Start of Block

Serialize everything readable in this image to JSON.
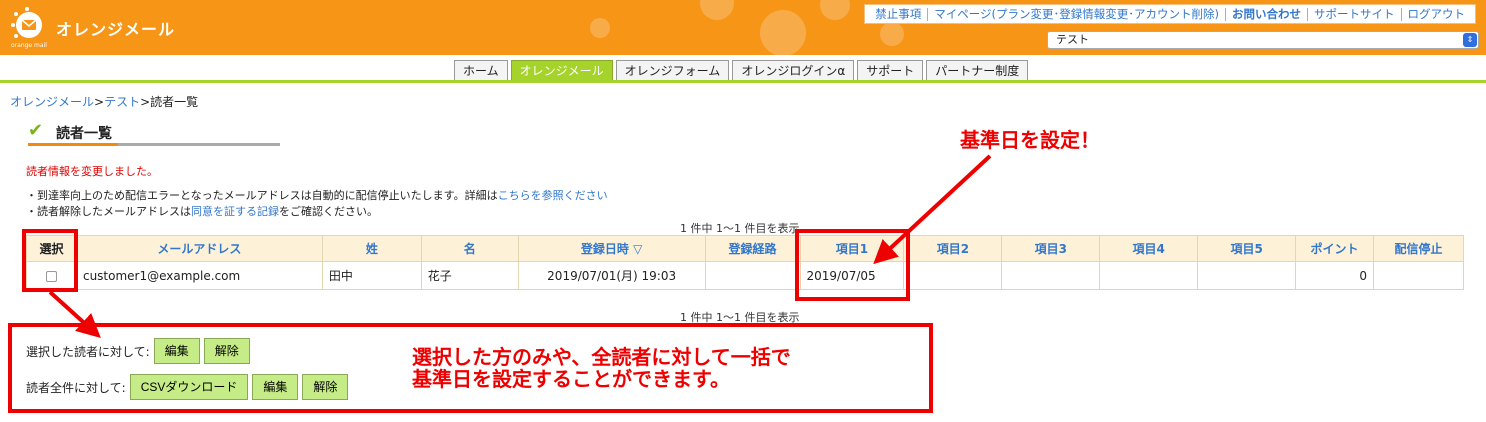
{
  "app": {
    "logo_text": "オレンジメール",
    "logo_sub": "orange mail"
  },
  "toplinks": [
    "禁止事項",
    "マイページ(プラン変更･登録情報変更･アカウント削除)",
    "お問い合わせ",
    "サポートサイト",
    "ログアウト"
  ],
  "account_select": {
    "value": "テスト"
  },
  "nav": {
    "tabs": [
      {
        "label": "ホーム",
        "active": false
      },
      {
        "label": "オレンジメール",
        "active": true
      },
      {
        "label": "オレンジフォーム",
        "active": false
      },
      {
        "label": "オレンジログインα",
        "active": false
      },
      {
        "label": "サポート",
        "active": false
      },
      {
        "label": "パートナー制度",
        "active": false
      }
    ]
  },
  "breadcrumb": {
    "item1": "オレンジメール",
    "sep": ">",
    "item2": "テスト",
    "current": "読者一覧"
  },
  "page_title": "読者一覧",
  "status_msg": "読者情報を変更しました。",
  "notes": {
    "line1_prefix": "・到達率向上のため配信エラーとなったメールアドレスは自動的に配信停止いたします。詳細は",
    "line1_link": "こちらを参照ください",
    "line2_prefix": "・読者解除したメールアドレスは",
    "line2_link": "同意を証する記録",
    "line2_suffix": "をご確認ください。"
  },
  "pager_text": "1 件中 1〜1 件目を表示",
  "table": {
    "headers": {
      "select": "選択",
      "email": "メールアドレス",
      "last_name": "姓",
      "first_name": "名",
      "registered_at": "登録日時 ▽",
      "route": "登録経路",
      "item1": "項目1",
      "item2": "項目2",
      "item3": "項目3",
      "item4": "項目4",
      "item5": "項目5",
      "points": "ポイント",
      "stopped": "配信停止"
    },
    "rows": [
      {
        "email": "customer1@example.com",
        "last_name": "田中",
        "first_name": "花子",
        "registered_at": "2019/07/01(月) 19:03",
        "route": "",
        "item1": "2019/07/05",
        "item2": "",
        "item3": "",
        "item4": "",
        "item5": "",
        "points": "0",
        "stopped": ""
      }
    ]
  },
  "actions": {
    "selected_label": "選択した読者に対して:",
    "all_label": "読者全件に対して:",
    "edit": "編集",
    "remove": "解除",
    "csv": "CSVダウンロード"
  },
  "annotations": {
    "top": "基準日を設定！",
    "bottom_line1": "選択した方のみや、全読者に対して一括で",
    "bottom_line2": "基準日を設定することができます。",
    "color": "#ee0000"
  },
  "colors": {
    "header_orange": "#f79516",
    "nav_green": "#a6d22c",
    "link_blue": "#3377cc",
    "table_header_bg": "#fdf2d8",
    "button_green": "#c5ec86"
  }
}
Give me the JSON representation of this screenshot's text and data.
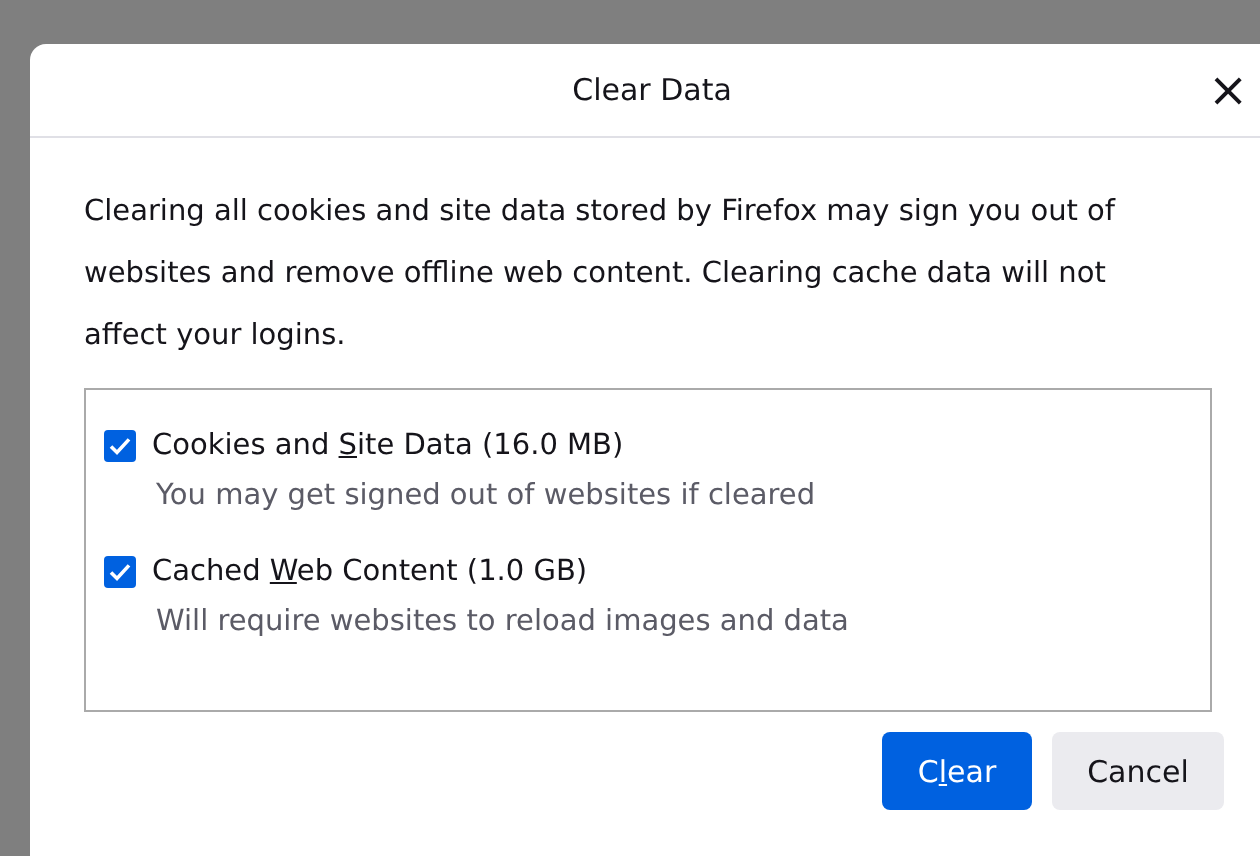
{
  "dialog": {
    "title": "Clear Data",
    "close": "×"
  },
  "description": "Clearing all cookies and site data stored by Firefox may sign you out of websites and remove offline web content. Clearing cache data will not affect your logins.",
  "options": [
    {
      "label_before": "Cookies and ",
      "access_key": "S",
      "label_after": "ite Data (16.0 MB)",
      "hint": "You may get signed out of websites if cleared",
      "checked": true
    },
    {
      "label_before": "Cached ",
      "access_key": "W",
      "label_after": "eb Content (1.0 GB)",
      "hint": "Will require websites to reload images and data",
      "checked": true
    }
  ],
  "buttons": [
    {
      "label_before": "C",
      "access_key": "l",
      "label_after": "ear",
      "kind": "primary"
    },
    {
      "label_before": "Cancel",
      "kind": "secondary"
    }
  ]
}
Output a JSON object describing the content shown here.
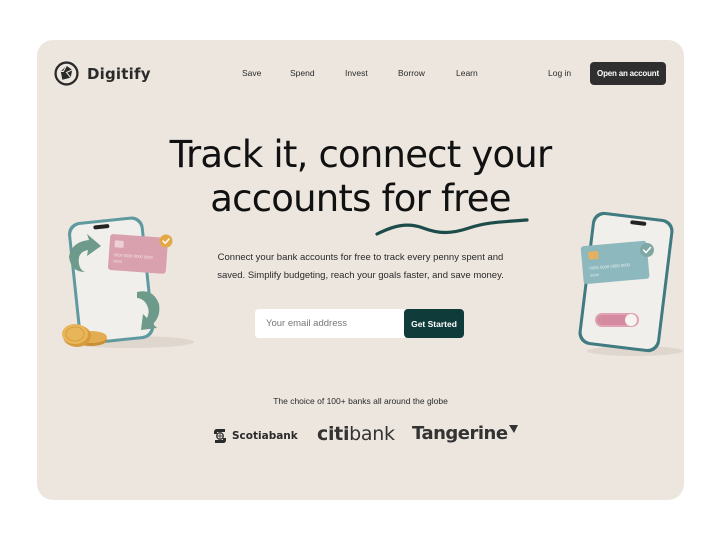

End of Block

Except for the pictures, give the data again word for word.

Serialize everything readable in this image to JSON.
{
  "app": {
    "logo_text": "オレンジメール",
    "logo_sub": "orange mail"
  },
  "toplinks": [
    "禁止事項",
    "マイページ(プラン変更･登録情報変更･アカウント削除)",
    "お問い合わせ",
    "サポートサイト",
    "ログアウト"
  ],
  "account_select": {
    "value": "テスト"
  },
  "nav": {
    "tabs": [
      {
        "label": "ホーム",
        "active": false
      },
      {
        "label": "オレンジメール",
        "active": true
      },
      {
        "label": "オレンジフォーム",
        "active": false
      },
      {
        "label": "オレンジログインα",
        "active": false
      },
      {
        "label": "サポート",
        "active": false
      },
      {
        "label": "パートナー制度",
        "active": false
      }
    ]
  },
  "breadcrumb": {
    "item1": "オレンジメール",
    "sep": ">",
    "item2": "テスト",
    "current": "読者一覧"
  },
  "page_title": "読者一覧",
  "status_msg": "読者情報を変更しました。",
  "notes": {
    "line1_prefix": "・到達率向上のため配信エラーとなったメールアドレスは自動的に配信停止いたします。詳細は",
    "line1_link": "こちらを参照ください",
    "line2_prefix": "・読者解除したメールアドレスは",
    "line2_link": "同意を証する記録",
    "line2_suffix": "をご確認ください。"
  },
  "pager_text": "1 件中 1〜1 件目を表示",
  "table": {
    "headers": {
      "select": "選択",
      "email": "メールアドレス",
      "last_name": "姓",
      "first_name": "名",
      "registered_at": "登録日時 ▽",
      "route": "登録経路",
      "item1": "項目1",
      "item2": "項目2",
      "item3": "項目3",
      "item4": "項目4",
      "item5": "項目5",
      "points": "ポイント",
      "stopped": "配信停止"
    },
    "rows": [
      {
        "email": "customer1@example.com",
        "last_name": "田中",
        "first_name": "花子",
        "registered_at": "2019/07/01(月) 19:03",
        "route": "",
        "item1": "2019/07/05",
        "item2": "",
        "item3": "",
        "item4": "",
        "item5": "",
        "points": "0",
        "stopped": ""
      }
    ]
  },
  "actions": {
    "selected_label": "選択した読者に対して:",
    "all_label": "読者全件に対して:",
    "edit": "編集",
    "remove": "解除",
    "csv": "CSVダウンロード"
  },
  "annotations": {
    "top": "基準日を設定！",
    "bottom_line1": "選択した方のみや、全読者に対して一括で",
    "bottom_line2": "基準日を設定することができます。",
    "color": "#ee0000"
  },
  "colors": {
    "header_orange": "#f79516",
    "nav_green": "#a6d22c",
    "link_blue": "#3377cc",
    "table_header_bg": "#fdf2d8",
    "button_green": "#c5ec86"
  }
}
Give me the JSON representation of this screenshot's text and data.
{
  "dialog": {
    "title": "Clear Data",
    "close": "×"
  },
  "description": "Clearing all cookies and site data stored by Firefox may sign you out of websites and remove offline web content. Clearing cache data will not affect your logins.",
  "options": [
    {
      "label_before": "Cookies and ",
      "access_key": "S",
      "label_after": "ite Data (16.0 MB)",
      "hint": "You may get signed out of websites if cleared",
      "checked": true
    },
    {
      "label_before": "Cached ",
      "access_key": "W",
      "label_after": "eb Content (1.0 GB)",
      "hint": "Will require websites to reload images and data",
      "checked": true
    }
  ],
  "buttons": [
    {
      "label_before": "C",
      "access_key": "l",
      "label_after": "ear",
      "kind": "primary"
    },
    {
      "label_before": "Cancel",
      "kind": "secondary"
    }
  ]
}
Output a JSON object describing the content shown here.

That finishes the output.